A reasonable estimate, based on bubble theory, is that housing inventory is about 3 or 4 percent above what it would have been without the bubble and without the temptation to overbuild. In order to make these excess homes worth buying, prices need to fall further; economists would generally estimate that an extra 1 percentage point of housing inventory requires a matching 1 percentage point decline in price to make those excess homes look like a good deal.

So if we believe we had 3 or 4 percent more homes than we really needed last year, based on market fundamentals, that means that housing prices would eventually be about 3 or 4 percent below what they were before the bubble, in order to make those extra houses worth purchasing.

I’ve plotted this path out in the blue series in the chart below. It shows the housing price path one might have expected for 2009 and beyond if housing demand had returned to about where it was before the housing boom.

A note: Here housing prices are measured according to the Census Bureau index, which dates back far enough to observe previous cycles, and adjusted for inflation using the Bureau of Economic Analysis’s price index for personal consumption expenditures. The index is normalized so that it is 100 in 1994-97. In other words, a value of “100” for today would mean that inflation-adjusted new home prices are no different today than they were then.

According to the blue series, created using the “bubble theory” premises, real housing prices would be 3 or 4 percent lower now than they were before the housing boom (a value of about 97 for the index) if in fact housing demand were no different, because the “overbuilt” inventory of houses is supposedly 3 or 4 percent greater now than it was then.

This path approximates what some bubble theorists were expecting last year. For example, during the first half of 2009 Professor Robert Shiller (the same Shiller from the Case-Shiller housing price index) forecasted that housing prices would fall further.

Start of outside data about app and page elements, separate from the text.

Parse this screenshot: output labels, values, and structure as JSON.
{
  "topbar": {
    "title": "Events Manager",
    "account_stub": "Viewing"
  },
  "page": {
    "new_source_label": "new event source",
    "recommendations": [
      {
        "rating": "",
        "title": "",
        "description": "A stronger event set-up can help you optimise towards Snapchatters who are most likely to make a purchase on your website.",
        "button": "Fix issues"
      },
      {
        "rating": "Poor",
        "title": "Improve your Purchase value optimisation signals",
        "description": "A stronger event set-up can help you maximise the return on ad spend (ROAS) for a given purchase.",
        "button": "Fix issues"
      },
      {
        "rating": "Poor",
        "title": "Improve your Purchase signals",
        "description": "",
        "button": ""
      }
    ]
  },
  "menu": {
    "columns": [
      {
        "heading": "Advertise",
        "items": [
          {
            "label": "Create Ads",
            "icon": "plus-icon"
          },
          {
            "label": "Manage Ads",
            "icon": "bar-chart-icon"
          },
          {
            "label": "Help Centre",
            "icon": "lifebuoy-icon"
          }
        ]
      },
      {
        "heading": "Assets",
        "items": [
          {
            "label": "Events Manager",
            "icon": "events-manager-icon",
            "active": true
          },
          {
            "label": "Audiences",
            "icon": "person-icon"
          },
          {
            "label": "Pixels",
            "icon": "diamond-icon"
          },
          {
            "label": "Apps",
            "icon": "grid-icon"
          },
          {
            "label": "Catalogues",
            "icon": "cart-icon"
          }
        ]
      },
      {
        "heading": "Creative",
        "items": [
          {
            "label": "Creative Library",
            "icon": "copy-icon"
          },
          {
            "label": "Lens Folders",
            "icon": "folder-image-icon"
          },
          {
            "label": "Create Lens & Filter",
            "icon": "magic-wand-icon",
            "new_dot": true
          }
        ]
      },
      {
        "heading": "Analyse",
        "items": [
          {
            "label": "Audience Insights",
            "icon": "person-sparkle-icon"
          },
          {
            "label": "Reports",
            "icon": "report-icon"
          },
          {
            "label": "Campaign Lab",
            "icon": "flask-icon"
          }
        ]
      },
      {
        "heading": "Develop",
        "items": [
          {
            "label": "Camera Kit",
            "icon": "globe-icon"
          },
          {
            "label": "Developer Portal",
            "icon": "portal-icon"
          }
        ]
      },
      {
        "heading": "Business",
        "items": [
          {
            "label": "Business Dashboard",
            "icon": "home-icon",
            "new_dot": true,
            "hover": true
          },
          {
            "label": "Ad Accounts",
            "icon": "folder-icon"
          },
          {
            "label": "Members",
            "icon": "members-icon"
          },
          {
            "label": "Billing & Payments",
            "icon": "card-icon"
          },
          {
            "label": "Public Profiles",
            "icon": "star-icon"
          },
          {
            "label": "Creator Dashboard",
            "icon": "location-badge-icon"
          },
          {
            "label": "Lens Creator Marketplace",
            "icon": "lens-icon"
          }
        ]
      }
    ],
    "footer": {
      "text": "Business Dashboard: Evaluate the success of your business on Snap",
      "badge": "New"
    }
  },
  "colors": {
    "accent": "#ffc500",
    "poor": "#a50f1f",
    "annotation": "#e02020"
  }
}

Of course, our population continues to grow, so the housing boom’s excess inventory will not last forever as new households form. But this process takes a while, which is why the blue series in the chart shows real housing prices returning to normal (a value of 100 for the index) only slowly after 2010.

Now let’s turn to the black series in the figure, which shows actual housing prices.

Contrary to the blue “bubble theory” series, actual housing prices have risen slightly over the last four quarters, so far remaining well above what they were before the housing boom. Although real housing prices are sharply off their highs, today they appear high by historical standards.

Bubble theorists might say that some unfounded optimism lingers in the market place, and that Professor Shiller was just a little early in predicting that real housing prices will soon be significantly below what they are now.

But another interpretation is that a large fraction of the housing price boom was justified by fundamentals (and next week I’ll consider some of the specific fundamentals that may have permanently increased housing demand in the 2000s). If so, we are probably asking too much of the Federal Reserve and other regulators to accurately disentangle bubbles from fundamentals the next time that asset prices rise.


Greg said...

Amen, Casey Mulligan - Amen.

(Although you're right, you're about to be skewered by a whole bunch of people who haven't really thought about these issues... probably ever. Stand strong)

Maurizio said...

Are you familiar with the idea that interest rates, artificially kept below the market rate, fool entrepreneurs into starting more long-term projects than can be completed with the available amount of savings?

In other words, society as a whole did not accumulate enough savings to sustain the construction of so many projects, so many of them are by necessity doomed to fail, but entrepreneurs don't realize them until it's too late, because they have been misled by the artificially low interest rates into starting them.

That could be taken as a definition of "bubble": the situation in which more projects are started than can be completed with the available amount of saving in a society.

Do you have any comments on this theory?